Binfet has experienced this himself. He left one of his dogs, who has problems with other dogs, for boarding. “I pick her up and say, ‘How many fights did she get into? They say not one, she was an angel,’” he says. He initially found this hard to believe, but now it has happened more than once. “It tells me that I play a critical role in her dynamics in public,” he says. “As a scientist, I understand this from the study we ran, but I also live it, because with these strangers it’s reported again and again that she’s an angel.”
It Goes Both Ways
You might ask which came first. Whose stress is causing whose? Sure, your dog might pick up on your stress when a strange dog approaches. But you’re stressed in the first place because the dog gets stressed when a strange dog approaches. Who’s the chicken and who’s the egg, here?
Binfet suggests that instead, we just realize that it goes both ways. “When it comes to emotional contagion and emotional spillover, I encourage everyone to think of it as a bidirectional relationship,” he says.
Who started it is less important than which of us can do something about it: we’re the ones with the ability to take charge of the situation. Binfet emphasizes that he’s not blaming owners, and telling yourself to calm down is not going to be the whole solution to your dog’s reactivity. But looking to your own reactions as well as your dog’s may help.
“I am mindful of the role I play,” he says. “As people look for corrective measures to change their dog’s behavior, the starting point might just be with them. That takes some introspection: am I contributing to this, and if so how? And could I positively reshape or redirect this behavior through my own emotional regulation?”
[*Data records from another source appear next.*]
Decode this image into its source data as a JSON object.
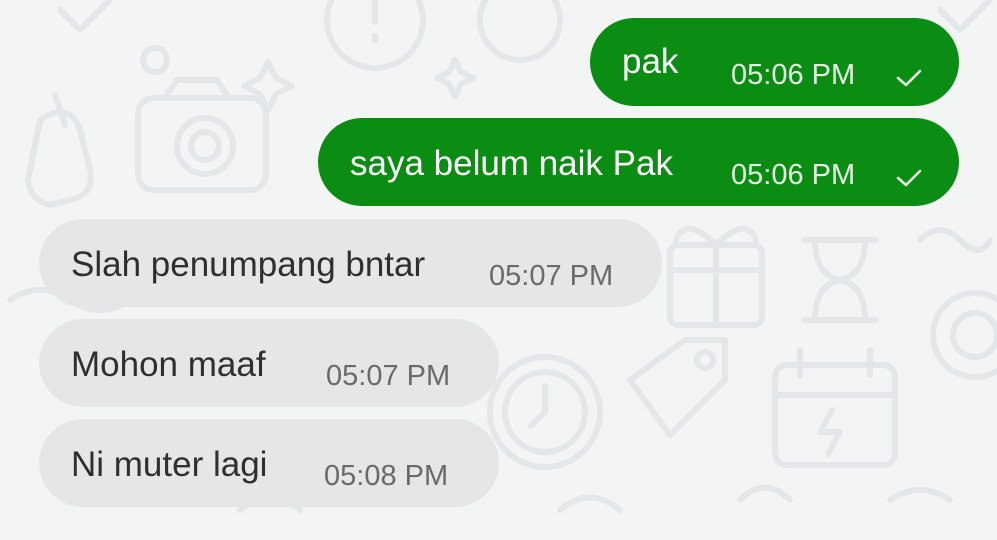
{
  "messages": [
    {
      "direction": "outgoing",
      "text": "pak",
      "time": "05:06 PM",
      "status_icon": "single-check-icon"
    },
    {
      "direction": "outgoing",
      "text": "saya belum naik Pak",
      "time": "05:06 PM",
      "status_icon": "single-check-icon"
    },
    {
      "direction": "incoming",
      "text": "Slah penumpang bntar",
      "time": "05:07 PM"
    },
    {
      "direction": "incoming",
      "text": "Mohon maaf",
      "time": "05:07 PM"
    },
    {
      "direction": "incoming",
      "text": "Ni muter lagi",
      "time": "05:08 PM"
    }
  ],
  "colors": {
    "background": "#f3f4f4",
    "outgoing_bubble": "#0b8c12",
    "incoming_bubble": "#e6e6e6",
    "wallpaper_doodle": "#e4e8ea"
  }
}
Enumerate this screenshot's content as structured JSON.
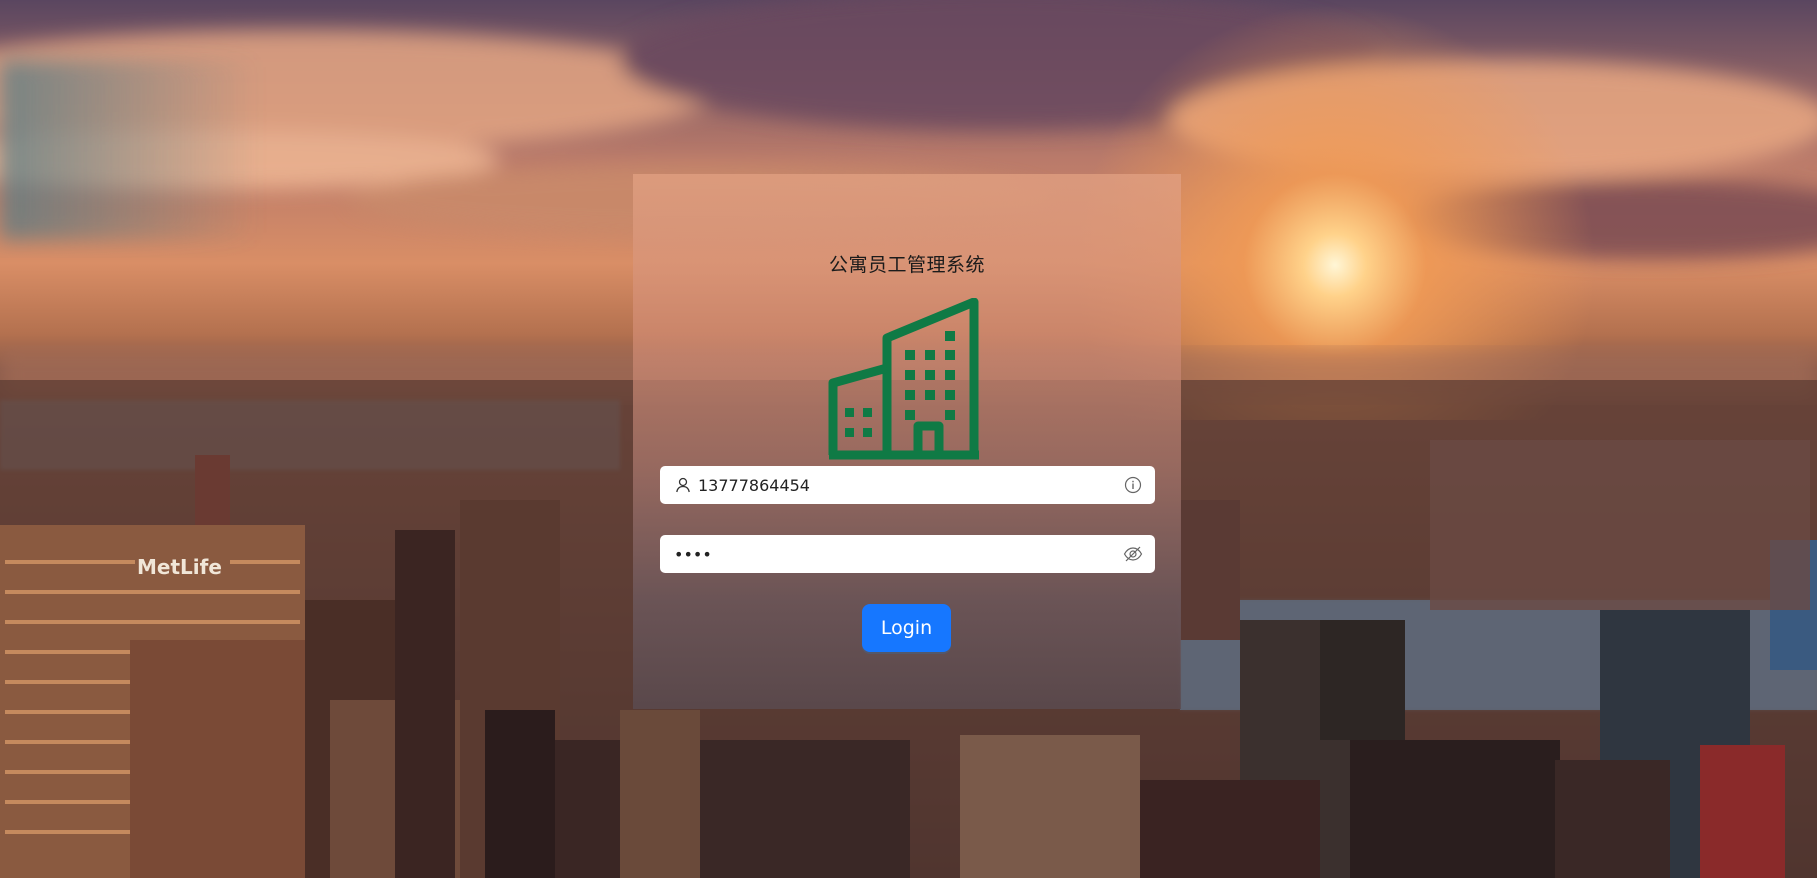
{
  "app": {
    "title": "公寓员工管理系统"
  },
  "login_form": {
    "username": {
      "value": "13777864454",
      "prefix_icon": "user-icon",
      "suffix_icon": "info-circle-icon"
    },
    "password": {
      "value": "1234",
      "prefix_icon": "",
      "suffix_icon": "eye-invisible-icon"
    },
    "submit_label": "Login"
  },
  "logo": {
    "icon": "building-icon",
    "color": "#0f7a45"
  },
  "colors": {
    "primary": "#1677ff",
    "logo_green": "#0f7a45"
  }
}
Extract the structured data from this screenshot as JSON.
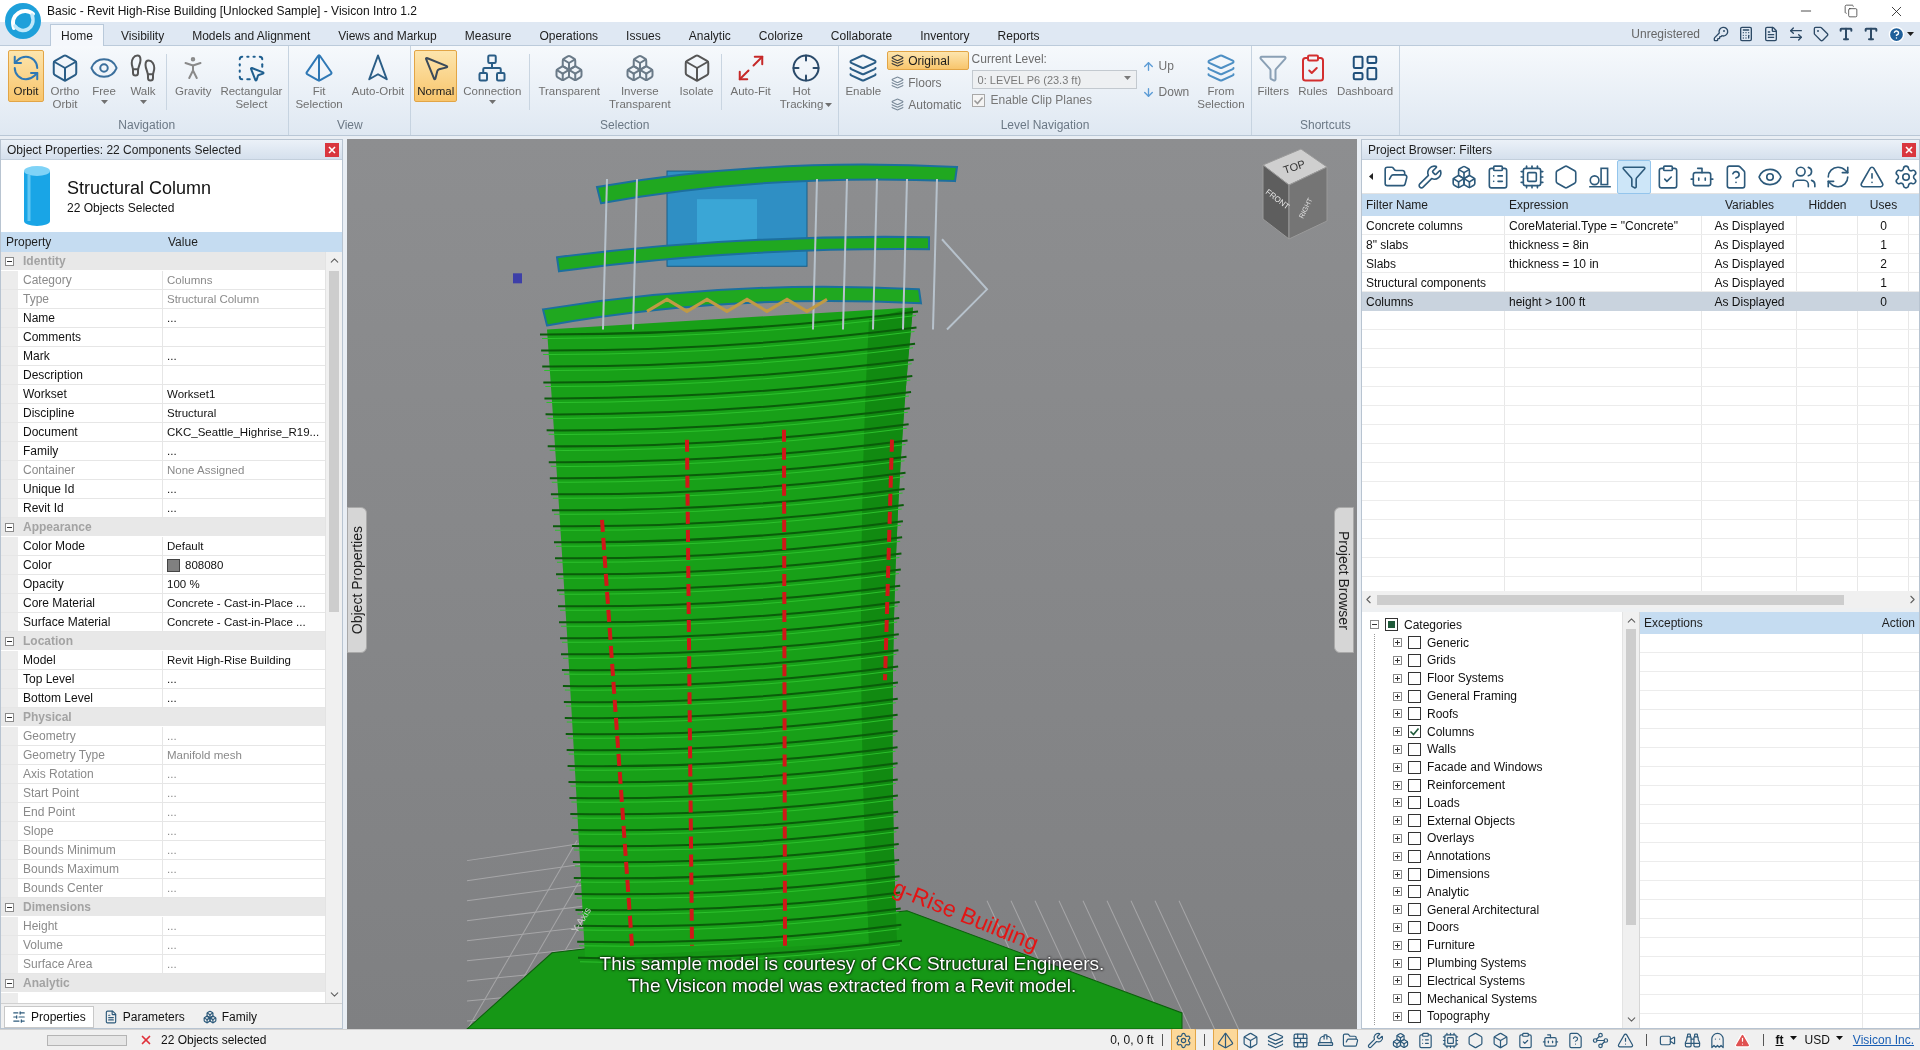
{
  "window": {
    "title": "Basic - Revit High-Rise Building [Unlocked Sample] - Visicon Intro 1.2"
  },
  "ribbon_tabs": [
    {
      "label": "Home",
      "selected": true
    },
    {
      "label": "Visibility",
      "selected": false
    },
    {
      "label": "Models and Alignment",
      "selected": false
    },
    {
      "label": "Views and Markup",
      "selected": false
    },
    {
      "label": "Measure",
      "selected": false
    },
    {
      "label": "Operations",
      "selected": false
    },
    {
      "label": "Issues",
      "selected": false
    },
    {
      "label": "Analytic",
      "selected": false
    },
    {
      "label": "Colorize",
      "selected": false
    },
    {
      "label": "Collaborate",
      "selected": false
    },
    {
      "label": "Inventory",
      "selected": false
    },
    {
      "label": "Reports",
      "selected": false
    }
  ],
  "account": {
    "status": "Unregistered"
  },
  "ribbon_groups": [
    {
      "label": "Navigation",
      "items": [
        {
          "kind": "large",
          "label": "Orbit",
          "selected": true,
          "dropdown": false
        },
        {
          "kind": "large",
          "label": "Ortho Orbit",
          "selected": false,
          "dropdown": false
        },
        {
          "kind": "large",
          "label": "Free",
          "selected": false,
          "dropdown": true
        },
        {
          "kind": "large",
          "label": "Walk",
          "selected": false,
          "dropdown": true
        },
        {
          "kind": "separator"
        },
        {
          "kind": "large",
          "label": "Gravity",
          "selected": false,
          "dropdown": false
        },
        {
          "kind": "large",
          "label": "Rectangular Select",
          "selected": false,
          "dropdown": false
        }
      ]
    },
    {
      "label": "View",
      "items": [
        {
          "kind": "large",
          "label": "Fit Selection",
          "selected": false,
          "dropdown": false
        },
        {
          "kind": "large",
          "label": "Auto-Orbit",
          "selected": false,
          "dropdown": false
        }
      ]
    },
    {
      "label": "Selection",
      "items": [
        {
          "kind": "large",
          "label": "Normal",
          "selected": true,
          "dropdown": false
        },
        {
          "kind": "large",
          "label": "Connection",
          "selected": false,
          "dropdown": true
        },
        {
          "kind": "separator"
        },
        {
          "kind": "large",
          "label": "Transparent",
          "selected": false,
          "dropdown": false
        },
        {
          "kind": "large",
          "label": "Inverse Transparent",
          "selected": false,
          "dropdown": false
        },
        {
          "kind": "large",
          "label": "Isolate",
          "selected": false,
          "dropdown": false
        },
        {
          "kind": "separator"
        },
        {
          "kind": "large",
          "label": "Auto-Fit",
          "selected": false,
          "dropdown": false
        },
        {
          "kind": "large",
          "label": "Hot Tracking",
          "selected": false,
          "dropdown": true
        }
      ]
    },
    {
      "label": "Level Navigation",
      "items": [
        {
          "kind": "large",
          "label": "Enable",
          "selected": false,
          "dropdown": false
        },
        {
          "kind": "mode_list",
          "options": [
            {
              "label": "Original",
              "selected": true
            },
            {
              "label": "Floors",
              "selected": false
            },
            {
              "label": "Automatic",
              "selected": false
            }
          ]
        },
        {
          "kind": "level_picker",
          "label": "Current Level:",
          "value": "0: LEVEL P6 (23.3 ft)",
          "disabled": true,
          "clip_planes": {
            "label": "Enable Clip Planes",
            "checked": true,
            "disabled": true
          }
        },
        {
          "kind": "step_list",
          "options": [
            {
              "label": "Up"
            },
            {
              "label": "Down"
            }
          ]
        },
        {
          "kind": "large",
          "label": "From Selection",
          "selected": false,
          "dropdown": false
        }
      ]
    },
    {
      "label": "Shortcuts",
      "items": [
        {
          "kind": "large",
          "label": "Filters",
          "selected": false,
          "dropdown": false
        },
        {
          "kind": "large",
          "label": "Rules",
          "selected": false,
          "dropdown": false
        },
        {
          "kind": "large",
          "label": "Dashboard",
          "selected": false,
          "dropdown": false
        }
      ]
    }
  ],
  "object_properties": {
    "title": "Object Properties: 22 Components Selected",
    "object_name": "Structural Column",
    "object_count": "22 Objects Selected",
    "columns": [
      "Property",
      "Value"
    ],
    "sections": [
      {
        "label": "Identity",
        "expanded": true,
        "rows": [
          {
            "property": "Category",
            "value": "Columns",
            "readonly": true
          },
          {
            "property": "Type",
            "value": "Structural Column",
            "readonly": true
          },
          {
            "property": "Name",
            "value": "...",
            "readonly": false
          },
          {
            "property": "Comments",
            "readonly": false
          },
          {
            "property": "Mark",
            "value": "...",
            "readonly": false
          },
          {
            "property": "Description",
            "readonly": false
          },
          {
            "property": "Workset",
            "value": "Workset1",
            "readonly": false
          },
          {
            "property": "Discipline",
            "value": "Structural",
            "readonly": false
          },
          {
            "property": "Document",
            "value": "CKC_Seattle_Highrise_R19...",
            "readonly": false
          },
          {
            "property": "Family",
            "value": "...",
            "readonly": false
          },
          {
            "property": "Container",
            "value": "None Assigned",
            "readonly": true
          },
          {
            "property": "Unique Id",
            "value": "...",
            "readonly": false
          },
          {
            "property": "Revit Id",
            "value": "...",
            "readonly": false
          }
        ]
      },
      {
        "label": "Appearance",
        "expanded": true,
        "rows": [
          {
            "property": "Color Mode",
            "value": "Default",
            "readonly": false
          },
          {
            "property": "Color",
            "value": "808080",
            "color": "#808080",
            "readonly": false
          },
          {
            "property": "Opacity",
            "value": "100 %",
            "readonly": false
          },
          {
            "property": "Core Material",
            "value": "Concrete - Cast-in-Place ...",
            "readonly": false
          },
          {
            "property": "Surface Material",
            "value": "Concrete - Cast-in-Place ...",
            "readonly": false
          }
        ]
      },
      {
        "label": "Location",
        "expanded": true,
        "rows": [
          {
            "property": "Model",
            "value": "Revit High-Rise Building",
            "readonly": false
          },
          {
            "property": "Top Level",
            "value": "...",
            "readonly": false
          },
          {
            "property": "Bottom Level",
            "value": "...",
            "readonly": false
          }
        ]
      },
      {
        "label": "Physical",
        "expanded": true,
        "rows": [
          {
            "property": "Geometry",
            "value": "...",
            "readonly": true
          },
          {
            "property": "Geometry Type",
            "value": "Manifold mesh",
            "readonly": true
          },
          {
            "property": "Axis Rotation",
            "value": "...",
            "readonly": true
          },
          {
            "property": "Start Point",
            "value": "...",
            "readonly": true
          },
          {
            "property": "End Point",
            "value": "...",
            "readonly": true
          },
          {
            "property": "Slope",
            "value": "...",
            "readonly": true
          },
          {
            "property": "Bounds Minimum",
            "value": "...",
            "readonly": true
          },
          {
            "property": "Bounds Maximum",
            "value": "...",
            "readonly": true
          },
          {
            "property": "Bounds Center",
            "value": "...",
            "readonly": true
          }
        ]
      },
      {
        "label": "Dimensions",
        "expanded": true,
        "rows": [
          {
            "property": "Height",
            "value": "...",
            "readonly": true
          },
          {
            "property": "Volume",
            "value": "...",
            "readonly": true
          },
          {
            "property": "Surface Area",
            "value": "...",
            "readonly": true
          }
        ]
      },
      {
        "label": "Analytic",
        "expanded": true
      }
    ],
    "tabs": [
      {
        "label": "Properties",
        "selected": true
      },
      {
        "label": "Parameters",
        "selected": false
      },
      {
        "label": "Family",
        "selected": false
      }
    ]
  },
  "viewport": {
    "view_cube": {
      "faces": [
        "TOP",
        "FRONT",
        "RIGHT"
      ]
    },
    "model_label": "g-Rise Building",
    "axis_label": "Y-Axis",
    "caption": [
      "This sample model is courtesy of CKC Structural Engineers.",
      "The Visicon model was extracted from a Revit model."
    ],
    "dock_tabs": [
      {
        "label": "Object Properties"
      },
      {
        "label": "Project Browser"
      }
    ]
  },
  "project_browser": {
    "title": "Project Browser: Filters",
    "toolbar": [
      {
        "selected": false
      },
      {
        "selected": false
      },
      {
        "selected": false
      },
      {
        "selected": false
      },
      {
        "selected": false
      },
      {
        "selected": false
      },
      {
        "selected": false
      },
      {
        "selected": true
      },
      {
        "selected": false
      },
      {
        "selected": false
      },
      {
        "selected": false
      },
      {
        "selected": false
      },
      {
        "selected": false
      },
      {
        "selected": false
      },
      {
        "selected": false
      },
      {
        "selected": false
      }
    ],
    "filters": {
      "columns": [
        "Filter Name",
        "Expression",
        "Variables",
        "Hidden",
        "Uses"
      ],
      "rows": [
        {
          "name": "Concrete columns",
          "expression": "CoreMaterial.Type = \"Concrete\"",
          "variables": "As Displayed",
          "uses": "0",
          "selected": false
        },
        {
          "name": "8\" slabs",
          "expression": "thickness = 8in",
          "variables": "As Displayed",
          "uses": "1",
          "selected": false
        },
        {
          "name": "Slabs",
          "expression": "thickness = 10 in",
          "variables": "As Displayed",
          "uses": "2",
          "selected": false
        },
        {
          "name": "Structural components",
          "variables": "As Displayed",
          "uses": "1",
          "selected": false
        },
        {
          "name": "Columns",
          "expression": "height > 100 ft",
          "variables": "As Displayed",
          "uses": "0",
          "selected": true
        }
      ]
    },
    "categories": {
      "label": "Categories",
      "expanded": true,
      "checked": false,
      "indeterminate": true,
      "children": [
        {
          "label": "Generic",
          "expanded": false,
          "checked": false
        },
        {
          "label": "Grids",
          "expanded": false,
          "checked": false
        },
        {
          "label": "Floor Systems",
          "expanded": false,
          "checked": false
        },
        {
          "label": "General Framing",
          "expanded": false,
          "checked": false
        },
        {
          "label": "Roofs",
          "expanded": false,
          "checked": false
        },
        {
          "label": "Columns",
          "expanded": false,
          "checked": true
        },
        {
          "label": "Walls",
          "expanded": false,
          "checked": false
        },
        {
          "label": "Facade and Windows",
          "expanded": false,
          "checked": false
        },
        {
          "label": "Reinforcement",
          "expanded": false,
          "checked": false
        },
        {
          "label": "Loads",
          "expanded": false,
          "checked": false
        },
        {
          "label": "External Objects",
          "expanded": false,
          "checked": false
        },
        {
          "label": "Overlays",
          "expanded": false,
          "checked": false
        },
        {
          "label": "Annotations",
          "expanded": false,
          "checked": false
        },
        {
          "label": "Dimensions",
          "expanded": false,
          "checked": false
        },
        {
          "label": "Analytic",
          "expanded": false,
          "checked": false
        },
        {
          "label": "General Architectural",
          "expanded": false,
          "checked": false
        },
        {
          "label": "Doors",
          "expanded": false,
          "checked": false
        },
        {
          "label": "Furniture",
          "expanded": false,
          "checked": false
        },
        {
          "label": "Plumbing Systems",
          "expanded": false,
          "checked": false
        },
        {
          "label": "Electrical Systems",
          "expanded": false,
          "checked": false
        },
        {
          "label": "Mechanical Systems",
          "expanded": false,
          "checked": false
        },
        {
          "label": "Topography",
          "expanded": false,
          "checked": false
        }
      ]
    },
    "exceptions": {
      "columns": [
        "Exceptions",
        "Action"
      ]
    }
  },
  "status_bar": {
    "progress": {
      "level": 0
    },
    "selection_text": "22 Objects selected",
    "coordinates": "0, 0, 0 ft",
    "tool_groups": [
      [
        {
          "selected": true
        }
      ],
      [
        {
          "selected": true
        },
        {
          "selected": false
        },
        {
          "selected": false
        },
        {
          "selected": false
        },
        {
          "selected": false
        },
        {
          "selected": false
        },
        {
          "selected": false
        },
        {
          "selected": false
        },
        {
          "selected": false
        },
        {
          "selected": false
        },
        {
          "selected": false
        },
        {
          "selected": false
        },
        {
          "selected": false
        },
        {
          "selected": false
        },
        {
          "selected": false
        },
        {
          "selected": false
        },
        {
          "selected": false
        }
      ],
      [
        {
          "selected": false
        },
        {
          "selected": false
        },
        {
          "selected": false
        },
        {
          "selected": false
        }
      ]
    ],
    "unit": "ft",
    "currency": "USD",
    "link": "Visicon Inc."
  }
}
He sums it up this way: “The question is, what are you emotionally feeding your dog?”
This article was reviewed/edited by board-certified veterinary behaviorist Dr. Kenneth Martin and/or veterinary technician specialist in behavior Debbie Martin, LVT.
Linda Lombardi writes about the animals that share our planet and our homes for magazines including The Bark, websites including National Geographic and Mongabay.com, and for the Associated Press. Her most recent book, co-authored with Deirdre Franklin, is The Pit Bull Life: A Dog Lover’s Companion.
Published July 13, 2020